Imagine a place where 19 massive breweries crank out product for only 9,000 people who drink beer, many operating at a loss, hoping for the day when thousands of new customers get thirsty for their product.
Welcome to the world of medical marijuana in Illinois.
Right now, the fledgling program has an oversupply of product, with a relatively small number of customers. As of July 31, just 8,891 patients had qualified for medical cannabis cards in Illinois, with 19 cultivation centers shipping pot to dispensaries statewide. Each of the massive facilities cost millions to construct, but the state says all of the sites combined have only done about $11 million in business since the program launched last year.
In July, 5,900 unique patients purchased about 313 pounds of pot at the state’s 40 dispensaries.
“We have right here, one of the safest and most effective drugs known to man,” says Tim McGraw, CEO of Revolution Enterprises, which operates two cultivation centers in Illinois. “The verdict is in, the science is in, cannabis saves lives and is very effective medicine.”
Standing in a lab at Revolution’s giant cultivation site in downstate Delavan, McGraw pointed out his facility’s ongoing research into new strains, and the strict regulations under which he and other growers operate.
“Anything that comes out of these facilities is third party sampled and third party tested,” he said. “It’s just the purest cannabis in any state, period!”
The Revolution site is impressive. Room after room of plants in various stages of development (20 available rooms in all); labs devoted to genetics and new strains of cannabis; kitchens cranking out candies and other edibles, each carrying marijuana’s key active ingredients which many patients say have changed their lives for the better.
“About every 21 days, one of these rooms gets harvested,” he said. “We’re only using five of the 20 right now.”
That’s plenty of room for future expansion, already under a football-field sized roof.
“We really walk the walk,” says Chief Operating Officer Dustin Shroyer. “We’re trying to figure out what the cannabis medicines of tomorrow are going to be.”
The cannabis medicines of today are only permitted for 41 conditions in Illinois. Two of those, PTSD and conditions surrounding terminal illnesses are brand new. Cultivators say they are confident those two categories alone, will help to increase a customer base which if packed into Wrigley Field, would currently need to bring along 32,000 friends to fill the park.
“We’re already adding about a thousand patients a month,” says McGraw, who indicated the industry hopes to identify as many as 16,000 users by the end of this year. “We only need 25 to 30 thousand patients for it to sustain itself.”
Other states have painted with a broader brush.
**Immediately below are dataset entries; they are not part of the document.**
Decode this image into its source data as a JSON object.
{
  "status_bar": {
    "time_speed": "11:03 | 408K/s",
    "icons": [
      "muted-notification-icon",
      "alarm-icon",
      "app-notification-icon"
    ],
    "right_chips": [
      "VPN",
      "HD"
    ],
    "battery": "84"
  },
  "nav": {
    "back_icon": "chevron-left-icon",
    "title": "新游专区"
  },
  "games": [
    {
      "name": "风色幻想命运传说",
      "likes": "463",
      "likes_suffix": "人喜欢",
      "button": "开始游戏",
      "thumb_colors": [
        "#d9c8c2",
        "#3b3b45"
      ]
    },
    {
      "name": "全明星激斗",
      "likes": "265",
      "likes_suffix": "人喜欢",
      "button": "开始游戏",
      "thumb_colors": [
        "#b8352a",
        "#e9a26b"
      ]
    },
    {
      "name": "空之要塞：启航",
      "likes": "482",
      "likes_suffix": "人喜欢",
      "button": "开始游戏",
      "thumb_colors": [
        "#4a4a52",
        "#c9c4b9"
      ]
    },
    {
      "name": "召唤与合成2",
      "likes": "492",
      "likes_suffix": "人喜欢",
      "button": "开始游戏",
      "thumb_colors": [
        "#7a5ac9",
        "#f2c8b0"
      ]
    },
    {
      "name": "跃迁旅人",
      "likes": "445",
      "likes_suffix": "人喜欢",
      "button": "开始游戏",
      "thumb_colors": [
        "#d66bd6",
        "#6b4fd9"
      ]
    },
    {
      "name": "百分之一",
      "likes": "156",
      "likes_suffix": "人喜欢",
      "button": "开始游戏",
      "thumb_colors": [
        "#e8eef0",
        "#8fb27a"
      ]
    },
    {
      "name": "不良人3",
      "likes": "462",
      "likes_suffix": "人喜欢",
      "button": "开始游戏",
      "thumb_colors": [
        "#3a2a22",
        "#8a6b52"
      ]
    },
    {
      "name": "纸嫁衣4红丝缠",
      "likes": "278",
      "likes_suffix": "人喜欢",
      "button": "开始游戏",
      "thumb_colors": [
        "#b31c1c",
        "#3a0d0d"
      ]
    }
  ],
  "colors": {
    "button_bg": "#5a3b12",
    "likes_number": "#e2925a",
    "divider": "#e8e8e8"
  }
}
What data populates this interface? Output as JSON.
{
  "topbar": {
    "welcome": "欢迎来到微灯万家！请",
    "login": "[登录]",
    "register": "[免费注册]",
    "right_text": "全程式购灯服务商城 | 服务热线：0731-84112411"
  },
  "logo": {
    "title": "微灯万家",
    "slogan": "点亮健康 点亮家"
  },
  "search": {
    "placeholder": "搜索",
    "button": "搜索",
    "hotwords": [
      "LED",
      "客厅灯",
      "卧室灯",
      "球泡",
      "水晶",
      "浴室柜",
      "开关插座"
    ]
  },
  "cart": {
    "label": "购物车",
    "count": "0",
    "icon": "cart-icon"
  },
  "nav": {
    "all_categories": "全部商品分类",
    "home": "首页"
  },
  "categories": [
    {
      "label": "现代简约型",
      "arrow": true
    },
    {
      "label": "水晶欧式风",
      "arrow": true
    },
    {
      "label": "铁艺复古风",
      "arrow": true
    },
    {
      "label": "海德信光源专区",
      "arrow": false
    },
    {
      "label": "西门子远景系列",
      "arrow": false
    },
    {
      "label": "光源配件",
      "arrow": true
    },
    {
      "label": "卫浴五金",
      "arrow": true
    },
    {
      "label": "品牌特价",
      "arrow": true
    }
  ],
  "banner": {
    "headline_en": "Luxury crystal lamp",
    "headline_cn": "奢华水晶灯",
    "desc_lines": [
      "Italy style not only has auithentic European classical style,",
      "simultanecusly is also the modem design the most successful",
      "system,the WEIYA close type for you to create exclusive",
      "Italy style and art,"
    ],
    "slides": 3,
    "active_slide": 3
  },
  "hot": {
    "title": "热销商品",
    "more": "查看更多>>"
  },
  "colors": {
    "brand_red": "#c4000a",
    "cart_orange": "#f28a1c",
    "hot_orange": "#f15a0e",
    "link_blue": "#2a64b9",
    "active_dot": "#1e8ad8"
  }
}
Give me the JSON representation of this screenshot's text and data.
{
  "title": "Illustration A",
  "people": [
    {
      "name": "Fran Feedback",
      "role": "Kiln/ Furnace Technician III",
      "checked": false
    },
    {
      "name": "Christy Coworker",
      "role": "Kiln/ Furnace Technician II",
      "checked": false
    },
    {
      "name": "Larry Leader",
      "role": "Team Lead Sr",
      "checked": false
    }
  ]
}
California, for example, permits wide categories like “chronic pain” or even “insomnia” for a program which critics say is almost laughably permissive.
From its inception, Illinois took exactly the opposite approach.
“Certainly there’s always a fear of abuse,” says Jack Campbell, the state’s medical cannabis director. “We’re going slowly to look at these.”
But McGraw complains that pain is one area where thousands of patients could get immediate relief from his medicine.
“We’re one of the few states that doesn’t allow for the treatment of pain with cannabis,” he says. “It’s obvious that this is helping a lot of people, and at the end of the day, nobody is getting hurt!”
There is one change on the horizon which could mean more patients. Under the program’s original rules, doctors had to recommend in writing that patients in their care might benefit from cannabis. And many were hesitant to do so.
Streamlined changes signed into law by Governor Bruce Rauner this summer call only for doctors to certify the patient’s qualifying condition. That could mean thousands more customers, even if new maladies aren’t immediately added to the list.
In the meantime, how long can McGraw sustain his operations in Illinois?
“As long as we need to,” he said. “It’s not going away. Cannabis is here to stay in Illinois!”
Campbell, the Illinois director, echoes those sentiments.
“The anticipation is that the day will come when there will be many more thousands of patients,” he said. “And it will take facilities as large as this, or larger, to actually create enough medical cannabis to get it to all the patients.”